Citation: Li X and Wang H (2015) Identification of functional networks in resting state fMRI data using adaptive sparse representation and affinity propagation clustering. Front. Neurosci. 9:383. doi: 10.3389/fnins.2015.00383

Received: 29 July 2015; Accepted: 02 October 2015;
Published: 16 October 2015.

Edited by:

Pedro Antonio Valdes-Sosa, Centro de Neurociencias de Cuba, Cuba

Reviewed by:

Xi-Nian Zuo, Chinese Academy of Sciences, China
B. T. Thomas Yeo, Duke-NUS Graduate Medical School, Singapore

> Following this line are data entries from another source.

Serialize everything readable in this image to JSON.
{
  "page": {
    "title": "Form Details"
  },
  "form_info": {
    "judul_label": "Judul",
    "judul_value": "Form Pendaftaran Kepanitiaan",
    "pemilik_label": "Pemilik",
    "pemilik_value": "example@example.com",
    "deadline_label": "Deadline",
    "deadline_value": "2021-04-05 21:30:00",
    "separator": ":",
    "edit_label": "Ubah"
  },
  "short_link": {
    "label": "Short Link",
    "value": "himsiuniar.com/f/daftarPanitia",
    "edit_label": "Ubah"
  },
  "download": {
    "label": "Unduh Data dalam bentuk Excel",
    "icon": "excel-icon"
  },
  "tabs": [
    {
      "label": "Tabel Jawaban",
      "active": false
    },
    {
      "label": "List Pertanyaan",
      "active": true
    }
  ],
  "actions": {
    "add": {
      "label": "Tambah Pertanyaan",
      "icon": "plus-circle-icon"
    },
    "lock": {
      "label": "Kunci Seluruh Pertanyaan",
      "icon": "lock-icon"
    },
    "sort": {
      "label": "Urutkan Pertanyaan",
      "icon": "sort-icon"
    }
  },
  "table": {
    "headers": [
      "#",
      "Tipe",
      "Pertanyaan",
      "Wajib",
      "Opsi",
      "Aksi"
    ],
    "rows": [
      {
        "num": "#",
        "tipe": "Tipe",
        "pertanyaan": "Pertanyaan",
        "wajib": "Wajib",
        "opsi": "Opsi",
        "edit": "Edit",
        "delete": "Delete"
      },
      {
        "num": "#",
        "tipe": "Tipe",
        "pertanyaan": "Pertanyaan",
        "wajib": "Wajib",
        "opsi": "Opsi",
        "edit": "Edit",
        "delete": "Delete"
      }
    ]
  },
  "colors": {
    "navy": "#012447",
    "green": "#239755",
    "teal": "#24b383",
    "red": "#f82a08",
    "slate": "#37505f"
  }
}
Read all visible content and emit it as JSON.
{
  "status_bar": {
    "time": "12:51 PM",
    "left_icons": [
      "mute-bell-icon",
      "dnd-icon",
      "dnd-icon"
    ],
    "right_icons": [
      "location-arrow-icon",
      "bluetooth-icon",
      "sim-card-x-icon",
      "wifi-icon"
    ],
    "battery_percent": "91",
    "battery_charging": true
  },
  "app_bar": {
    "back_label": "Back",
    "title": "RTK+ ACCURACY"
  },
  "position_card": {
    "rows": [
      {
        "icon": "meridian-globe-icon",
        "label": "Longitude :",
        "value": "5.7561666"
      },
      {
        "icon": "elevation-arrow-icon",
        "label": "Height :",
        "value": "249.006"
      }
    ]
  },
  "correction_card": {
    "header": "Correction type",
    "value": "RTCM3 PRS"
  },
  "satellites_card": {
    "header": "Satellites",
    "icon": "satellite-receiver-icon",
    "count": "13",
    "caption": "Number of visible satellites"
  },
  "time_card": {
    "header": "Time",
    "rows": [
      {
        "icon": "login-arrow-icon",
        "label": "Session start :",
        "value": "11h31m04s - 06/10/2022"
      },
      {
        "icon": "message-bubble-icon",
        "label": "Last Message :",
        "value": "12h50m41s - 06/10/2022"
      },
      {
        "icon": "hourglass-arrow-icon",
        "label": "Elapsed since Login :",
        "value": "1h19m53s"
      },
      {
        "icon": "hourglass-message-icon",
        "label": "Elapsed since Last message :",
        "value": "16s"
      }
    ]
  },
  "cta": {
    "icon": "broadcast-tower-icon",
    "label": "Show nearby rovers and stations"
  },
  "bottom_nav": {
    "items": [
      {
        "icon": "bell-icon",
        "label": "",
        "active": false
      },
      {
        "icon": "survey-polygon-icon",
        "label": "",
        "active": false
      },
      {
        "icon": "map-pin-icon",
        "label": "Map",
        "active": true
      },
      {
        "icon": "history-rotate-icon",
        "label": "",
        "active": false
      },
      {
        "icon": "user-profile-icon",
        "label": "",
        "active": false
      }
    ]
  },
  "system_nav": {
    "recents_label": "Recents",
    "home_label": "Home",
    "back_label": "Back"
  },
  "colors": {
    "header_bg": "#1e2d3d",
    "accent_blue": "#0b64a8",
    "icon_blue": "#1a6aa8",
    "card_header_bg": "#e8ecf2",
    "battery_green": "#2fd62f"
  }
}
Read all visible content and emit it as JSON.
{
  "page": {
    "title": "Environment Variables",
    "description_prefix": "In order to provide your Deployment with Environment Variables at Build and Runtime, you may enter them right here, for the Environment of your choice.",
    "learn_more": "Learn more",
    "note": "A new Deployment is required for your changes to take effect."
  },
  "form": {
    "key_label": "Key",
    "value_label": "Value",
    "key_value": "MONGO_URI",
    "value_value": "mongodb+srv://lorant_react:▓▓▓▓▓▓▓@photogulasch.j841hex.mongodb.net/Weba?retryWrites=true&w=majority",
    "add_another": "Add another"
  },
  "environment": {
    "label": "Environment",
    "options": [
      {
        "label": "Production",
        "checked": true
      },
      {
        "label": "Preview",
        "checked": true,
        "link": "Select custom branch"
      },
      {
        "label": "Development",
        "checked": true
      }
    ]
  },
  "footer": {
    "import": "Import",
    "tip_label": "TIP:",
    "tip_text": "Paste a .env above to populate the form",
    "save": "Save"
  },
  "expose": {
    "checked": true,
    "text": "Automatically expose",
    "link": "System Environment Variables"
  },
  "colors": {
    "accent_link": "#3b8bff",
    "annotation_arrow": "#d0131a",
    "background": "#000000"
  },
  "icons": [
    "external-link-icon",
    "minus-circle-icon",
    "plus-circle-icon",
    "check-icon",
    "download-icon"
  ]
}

Copyright © 2015 Li and Wang. This is an open-access article distributed under the terms of the Creative Commons Attribution License (CC BY). The use, distribution or reproduction in other forums is permitted, provided the original author(s) or licensor are credited and that the original publication in this journal is cited, in accordance with accepted academic practice. No use, distribution or reproduction is permitted which does not comply with these terms.

*Correspondence: Haixian Wang, hxwang@seu.edu.cn